He then proceeded to tell the Rabbi that during the summer of 2005, he would travel by
train to choir practice in London every Thursday morning. It was a long trip from his home,
and he needed to be there at 9:00 AM. One morning, as the train was just a couple of
stops away from his destination, he looked at his watch and saw that the time was 8:30.
There was a coffee shop across the street from the station stop and he figured he had
plenty of time to get off, get himself a coffee, and relax for a few minutes, before getting
back on the train and going to practice.  
Shortly after exiting the train, he heard a deafening explosion. He turned around and saw

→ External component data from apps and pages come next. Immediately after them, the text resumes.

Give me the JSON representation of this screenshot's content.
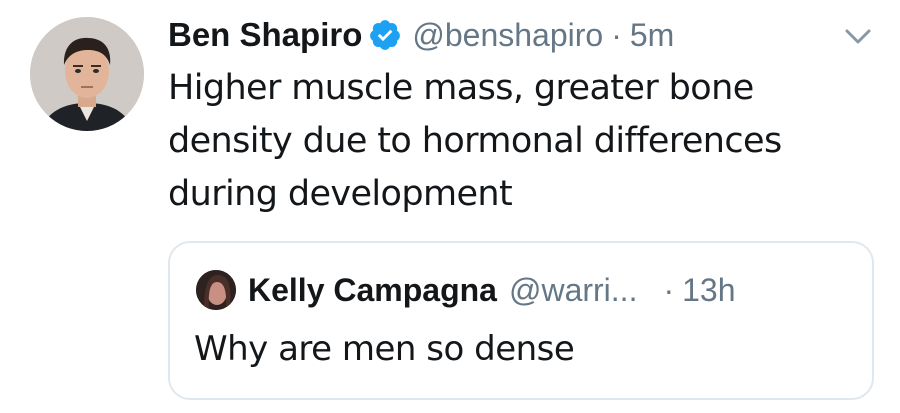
{
  "tweet": {
    "author": {
      "display_name": "Ben Shapiro",
      "handle": "@benshapiro",
      "verified": true,
      "avatar_icon": "profile-photo"
    },
    "separator": "·",
    "time": "5m",
    "text": "Higher muscle mass, greater bone density due to hormonal differences during development",
    "menu_icon": "chevron-down-icon"
  },
  "quoted_tweet": {
    "author": {
      "display_name": "Kelly Campagna",
      "handle": "@warri...",
      "avatar_icon": "profile-photo"
    },
    "separator": "·",
    "time": "13h",
    "text": "Why are men so dense"
  },
  "colors": {
    "text": "#14171a",
    "secondary": "#657786",
    "verified_blue": "#1da1f2",
    "border": "#e1e8ed"
  }
}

that the train had just blown up!  With tears running down his face, he tried calling home to
inform his family that he was alive, but the cell phone network had crashed. The boy
started walking home, and two hours later, he walked through the front door.
He found his parents crying and sobbing. As soon as they saw him, they rejoiced. “You’re
alive!!” they exclaimed. “We can’t believe it! You were on that train!” They told him that
there was a synchronized terror attack on the London transit system and multiple
explosions took place at 8:50 AM.  
“No,” the boy said. “It didn’t happen at 8:50, it happened at 8:30!”  
“That’s wrong,” his parents replied. “All the news stations reported that the attack took
place at 8:50.” The boy looked at his watch and his mouth dropped. It still read 8:30.
Hashem had made his watch stop so he would think he had enough time to go get a cup
of coffee and that is how his life was saved.  
“That is how I know Hashem loves me,” the boy concluded to Rabbi Farhi.

I think that to some extent, we all receive that illuminating light in our lives. If we look back
at our lives and see the twists and turns that the school of life has taken us, we will see
that Hashem is constantly guiding our footsteps and shining His light on us. It is our job to
then take that light, and as Shaya wrote, to continue along the illuminated path and
channel that inspiration into our daily lives tring to elevate all the mundane things we do.

Editor: Baruch Leib Gross
Daf Yomi
Bais Medrash Shomrei Mishmeres Hakodesh